** What the task asks **
Set down all of the records exactly, leaving none out.

** Listed records **
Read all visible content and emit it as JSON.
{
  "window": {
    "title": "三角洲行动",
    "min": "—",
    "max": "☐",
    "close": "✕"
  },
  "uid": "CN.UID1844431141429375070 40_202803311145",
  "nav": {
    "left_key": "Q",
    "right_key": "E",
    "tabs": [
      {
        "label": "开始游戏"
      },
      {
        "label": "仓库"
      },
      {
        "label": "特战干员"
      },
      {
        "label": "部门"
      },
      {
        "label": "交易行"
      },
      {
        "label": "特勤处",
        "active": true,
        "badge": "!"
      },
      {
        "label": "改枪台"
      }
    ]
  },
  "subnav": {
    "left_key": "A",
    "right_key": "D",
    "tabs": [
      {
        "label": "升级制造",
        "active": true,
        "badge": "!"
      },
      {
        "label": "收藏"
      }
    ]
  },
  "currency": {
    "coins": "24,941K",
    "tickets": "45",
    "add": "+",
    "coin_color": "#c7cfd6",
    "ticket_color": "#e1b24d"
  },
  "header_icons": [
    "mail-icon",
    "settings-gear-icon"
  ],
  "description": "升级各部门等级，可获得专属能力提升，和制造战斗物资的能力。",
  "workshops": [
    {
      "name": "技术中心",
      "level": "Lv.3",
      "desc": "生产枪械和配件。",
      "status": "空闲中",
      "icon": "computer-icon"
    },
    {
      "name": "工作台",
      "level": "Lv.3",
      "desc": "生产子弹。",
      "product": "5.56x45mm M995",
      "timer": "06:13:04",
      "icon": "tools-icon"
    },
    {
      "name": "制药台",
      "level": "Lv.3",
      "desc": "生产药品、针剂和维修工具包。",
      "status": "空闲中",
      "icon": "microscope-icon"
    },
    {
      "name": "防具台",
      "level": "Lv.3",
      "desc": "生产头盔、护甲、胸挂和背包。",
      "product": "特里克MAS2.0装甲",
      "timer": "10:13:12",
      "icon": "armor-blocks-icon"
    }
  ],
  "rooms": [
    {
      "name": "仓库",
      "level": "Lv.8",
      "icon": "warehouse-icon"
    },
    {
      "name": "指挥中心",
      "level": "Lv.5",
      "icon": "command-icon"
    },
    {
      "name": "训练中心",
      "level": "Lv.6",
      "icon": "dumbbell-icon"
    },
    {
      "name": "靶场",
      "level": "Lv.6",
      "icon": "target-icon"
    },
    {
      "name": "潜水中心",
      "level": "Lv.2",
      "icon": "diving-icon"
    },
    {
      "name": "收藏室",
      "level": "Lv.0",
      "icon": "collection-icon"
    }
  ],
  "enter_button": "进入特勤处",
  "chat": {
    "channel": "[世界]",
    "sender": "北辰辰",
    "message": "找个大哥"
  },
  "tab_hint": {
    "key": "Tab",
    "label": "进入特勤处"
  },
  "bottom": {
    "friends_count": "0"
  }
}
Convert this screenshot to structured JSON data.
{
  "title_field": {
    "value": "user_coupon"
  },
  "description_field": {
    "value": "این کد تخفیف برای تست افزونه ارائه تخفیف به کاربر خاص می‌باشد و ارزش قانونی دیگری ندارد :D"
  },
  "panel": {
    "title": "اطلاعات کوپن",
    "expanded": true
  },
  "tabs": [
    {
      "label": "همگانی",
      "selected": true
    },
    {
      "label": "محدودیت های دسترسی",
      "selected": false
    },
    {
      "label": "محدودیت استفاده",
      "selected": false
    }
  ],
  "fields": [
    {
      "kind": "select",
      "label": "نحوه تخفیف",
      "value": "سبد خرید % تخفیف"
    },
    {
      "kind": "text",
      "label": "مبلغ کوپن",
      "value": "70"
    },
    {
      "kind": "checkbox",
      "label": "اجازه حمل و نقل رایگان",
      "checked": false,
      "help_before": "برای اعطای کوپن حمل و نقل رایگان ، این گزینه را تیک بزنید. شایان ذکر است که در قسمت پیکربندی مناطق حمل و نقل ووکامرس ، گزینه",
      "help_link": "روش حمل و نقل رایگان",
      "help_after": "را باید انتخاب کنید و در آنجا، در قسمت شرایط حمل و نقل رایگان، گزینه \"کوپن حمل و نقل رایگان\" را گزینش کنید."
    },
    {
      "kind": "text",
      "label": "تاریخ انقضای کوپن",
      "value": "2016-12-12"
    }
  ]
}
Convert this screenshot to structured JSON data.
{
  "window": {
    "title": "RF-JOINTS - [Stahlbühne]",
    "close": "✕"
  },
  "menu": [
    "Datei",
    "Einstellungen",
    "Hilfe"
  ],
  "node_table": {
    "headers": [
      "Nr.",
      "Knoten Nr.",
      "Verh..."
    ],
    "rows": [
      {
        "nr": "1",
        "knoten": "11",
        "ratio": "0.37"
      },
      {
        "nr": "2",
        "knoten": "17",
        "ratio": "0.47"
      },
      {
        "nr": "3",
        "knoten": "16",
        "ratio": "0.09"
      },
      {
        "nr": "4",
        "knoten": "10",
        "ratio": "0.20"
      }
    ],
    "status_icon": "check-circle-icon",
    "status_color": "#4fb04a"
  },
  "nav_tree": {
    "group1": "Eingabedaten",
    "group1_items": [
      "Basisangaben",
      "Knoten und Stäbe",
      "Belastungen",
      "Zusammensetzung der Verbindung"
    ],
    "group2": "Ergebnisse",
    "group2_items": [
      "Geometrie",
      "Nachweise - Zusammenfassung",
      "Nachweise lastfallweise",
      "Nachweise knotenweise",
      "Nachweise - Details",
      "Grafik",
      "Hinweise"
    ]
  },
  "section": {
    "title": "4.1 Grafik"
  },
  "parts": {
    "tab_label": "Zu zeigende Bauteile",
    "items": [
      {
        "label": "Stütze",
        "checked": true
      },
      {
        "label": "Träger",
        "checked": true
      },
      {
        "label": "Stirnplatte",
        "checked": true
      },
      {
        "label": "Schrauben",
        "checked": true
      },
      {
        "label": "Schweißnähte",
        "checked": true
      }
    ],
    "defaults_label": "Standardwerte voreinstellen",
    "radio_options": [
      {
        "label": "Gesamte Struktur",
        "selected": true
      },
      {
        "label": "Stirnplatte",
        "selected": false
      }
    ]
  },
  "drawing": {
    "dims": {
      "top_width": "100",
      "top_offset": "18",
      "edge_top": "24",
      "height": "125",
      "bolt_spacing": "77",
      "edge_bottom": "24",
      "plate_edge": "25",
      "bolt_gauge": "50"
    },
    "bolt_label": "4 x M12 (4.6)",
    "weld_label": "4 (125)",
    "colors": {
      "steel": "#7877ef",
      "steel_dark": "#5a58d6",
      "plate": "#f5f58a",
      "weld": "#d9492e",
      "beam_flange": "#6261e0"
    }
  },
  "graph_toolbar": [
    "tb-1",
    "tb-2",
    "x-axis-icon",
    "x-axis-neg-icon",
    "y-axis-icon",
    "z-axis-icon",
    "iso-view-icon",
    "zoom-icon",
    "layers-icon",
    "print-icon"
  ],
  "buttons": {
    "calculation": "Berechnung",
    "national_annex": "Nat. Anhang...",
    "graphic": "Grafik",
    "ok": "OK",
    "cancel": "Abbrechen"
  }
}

** Task answer **
Read all visible content and emit it as JSON.
{
  "window": {
    "title": "三角洲行动",
    "min": "—",
    "max": "☐",
    "close": "✕"
  },
  "uid": "CN.UID1844431141429375070 40_202803311145",
  "nav": {
    "left_key": "Q",
    "right_key": "E",
    "tabs": [
      {
        "label": "开始游戏"
      },
      {
        "label": "仓库"
      },
      {
        "label": "特战干员"
      },
      {
        "label": "部门"
      },
      {
        "label": "交易行"
      },
      {
        "label": "特勤处",
        "active": true,
        "badge": "!"
      },
      {
        "label": "改枪台"
      }
    ]
  },
  "subnav": {
    "left_key": "A",
    "right_key": "D",
    "tabs": [
      {
        "label": "升级制造",
        "active": true,
        "badge": "!"
      },
      {
        "label": "收藏"
      }
    ]
  },
  "currency": {
    "coins": "24,941K",
    "tickets": "45",
    "add": "+",
    "coin_color": "#c7cfd6",
    "ticket_color": "#e1b24d"
  },
  "header_icons": [
    "mail-icon",
    "settings-gear-icon"
  ],
  "description": "升级各部门等级，可获得专属能力提升，和制造战斗物资的能力。",
  "workshops": [
    {
      "name": "技术中心",
      "level": "Lv.3",
      "desc": "生产枪械和配件。",
      "status": "空闲中",
      "icon": "computer-icon"
    },
    {
      "name": "工作台",
      "level": "Lv.3",
      "desc": "生产子弹。",
      "product": "5.56x45mm M995",
      "timer": "06:13:04",
      "icon": "tools-icon"
    },
    {
      "name": "制药台",
      "level": "Lv.3",
      "desc": "生产药品、针剂和维修工具包。",
      "status": "空闲中",
      "icon": "microscope-icon"
    },
    {
      "name": "防具台",
      "level": "Lv.3",
      "desc": "生产头盔、护甲、胸挂和背包。",
      "product": "特里克MAS2.0装甲",
      "timer": "10:13:12",
      "icon": "armor-blocks-icon"
    }
  ],
  "rooms": [
    {
      "name": "仓库",
      "level": "Lv.8",
      "icon": "warehouse-icon"
    },
    {
      "name": "指挥中心",
      "level": "Lv.5",
      "icon": "command-icon"
    },
    {
      "name": "训练中心",
      "level": "Lv.6",
      "icon": "dumbbell-icon"
    },
    {
      "name": "靶场",
      "level": "Lv.6",
      "icon": "target-icon"
    },
    {
      "name": "潜水中心",
      "level": "Lv.2",
      "icon": "diving-icon"
    },
    {
      "name": "收藏室",
      "level": "Lv.0",
      "icon": "collection-icon"
    }
  ],
  "enter_button": "进入特勤处",
  "chat": {
    "channel": "[世界]",
    "sender": "北辰辰",
    "message": "找个大哥"
  },
  "tab_hint": {
    "key": "Tab",
    "label": "进入特勤处"
  },
  "bottom": {
    "friends_count": "0"
  }
}
Convert this screenshot to structured JSON data.
{
  "title_field": {
    "value": "user_coupon"
  },
  "description_field": {
    "value": "این کد تخفیف برای تست افزونه ارائه تخفیف به کاربر خاص می‌باشد و ارزش قانونی دیگری ندارد :D"
  },
  "panel": {
    "title": "اطلاعات کوپن",
    "expanded": true
  },
  "tabs": [
    {
      "label": "همگانی",
      "selected": true
    },
    {
      "label": "محدودیت های دسترسی",
      "selected": false
    },
    {
      "label": "محدودیت استفاده",
      "selected": false
    }
  ],
  "fields": [
    {
      "kind": "select",
      "label": "نحوه تخفیف",
      "value": "سبد خرید % تخفیف"
    },
    {
      "kind": "text",
      "label": "مبلغ کوپن",
      "value": "70"
    },
    {
      "kind": "checkbox",
      "label": "اجازه حمل و نقل رایگان",
      "checked": false,
      "help_before": "برای اعطای کوپن حمل و نقل رایگان ، این گزینه را تیک بزنید. شایان ذکر است که در قسمت پیکربندی مناطق حمل و نقل ووکامرس ، گزینه",
      "help_link": "روش حمل و نقل رایگان",
      "help_after": "را باید انتخاب کنید و در آنجا، در قسمت شرایط حمل و نقل رایگان، گزینه \"کوپن حمل و نقل رایگان\" را گزینش کنید."
    },
    {
      "kind": "text",
      "label": "تاریخ انقضای کوپن",
      "value": "2016-12-12"
    }
  ]
}
Convert this screenshot to structured JSON data.
{
  "window": {
    "title": "RF-JOINTS - [Stahlbühne]",
    "close": "✕"
  },
  "menu": [
    "Datei",
    "Einstellungen",
    "Hilfe"
  ],
  "node_table": {
    "headers": [
      "Nr.",
      "Knoten Nr.",
      "Verh..."
    ],
    "rows": [
      {
        "nr": "1",
        "knoten": "11",
        "ratio": "0.37"
      },
      {
        "nr": "2",
        "knoten": "17",
        "ratio": "0.47"
      },
      {
        "nr": "3",
        "knoten": "16",
        "ratio": "0.09"
      },
      {
        "nr": "4",
        "knoten": "10",
        "ratio": "0.20"
      }
    ],
    "status_icon": "check-circle-icon",
    "status_color": "#4fb04a"
  },
  "nav_tree": {
    "group1": "Eingabedaten",
    "group1_items": [
      "Basisangaben",
      "Knoten und Stäbe",
      "Belastungen",
      "Zusammensetzung der Verbindung"
    ],
    "group2": "Ergebnisse",
    "group2_items": [
      "Geometrie",
      "Nachweise - Zusammenfassung",
      "Nachweise lastfallweise",
      "Nachweise knotenweise",
      "Nachweise - Details",
      "Grafik",
      "Hinweise"
    ]
  },
  "section": {
    "title": "4.1 Grafik"
  },
  "parts": {
    "tab_label": "Zu zeigende Bauteile",
    "items": [
      {
        "label": "Stütze",
        "checked": true
      },
      {
        "label": "Träger",
        "checked": true
      },
      {
        "label": "Stirnplatte",
        "checked": true
      },
      {
        "label": "Schrauben",
        "checked": true
      },
      {
        "label": "Schweißnähte",
        "checked": true
      }
    ],
    "defaults_label": "Standardwerte voreinstellen",
    "radio_options": [
      {
        "label": "Gesamte Struktur",
        "selected": true
      },
      {
        "label": "Stirnplatte",
        "selected": false
      }
    ]
  },
  "drawing": {
    "dims": {
      "top_width": "100",
      "top_offset": "18",
      "edge_top": "24",
      "height": "125",
      "bolt_spacing": "77",
      "edge_bottom": "24",
      "plate_edge": "25",
      "bolt_gauge": "50"
    },
    "bolt_label": "4 x M12 (4.6)",
    "weld_label": "4 (125)",
    "colors": {
      "steel": "#7877ef",
      "steel_dark": "#5a58d6",
      "plate": "#f5f58a",
      "weld": "#d9492e",
      "beam_flange": "#6261e0"
    }
  },
  "graph_toolbar": [
    "tb-1",
    "tb-2",
    "x-axis-icon",
    "x-axis-neg-icon",
    "y-axis-icon",
    "z-axis-icon",
    "iso-view-icon",
    "zoom-icon",
    "layers-icon",
    "print-icon"
  ],
  "buttons": {
    "calculation": "Berechnung",
    "national_annex": "Nat. Anhang...",
    "graphic": "Grafik",
    "ok": "OK",
    "cancel": "Abbrechen"
  }
}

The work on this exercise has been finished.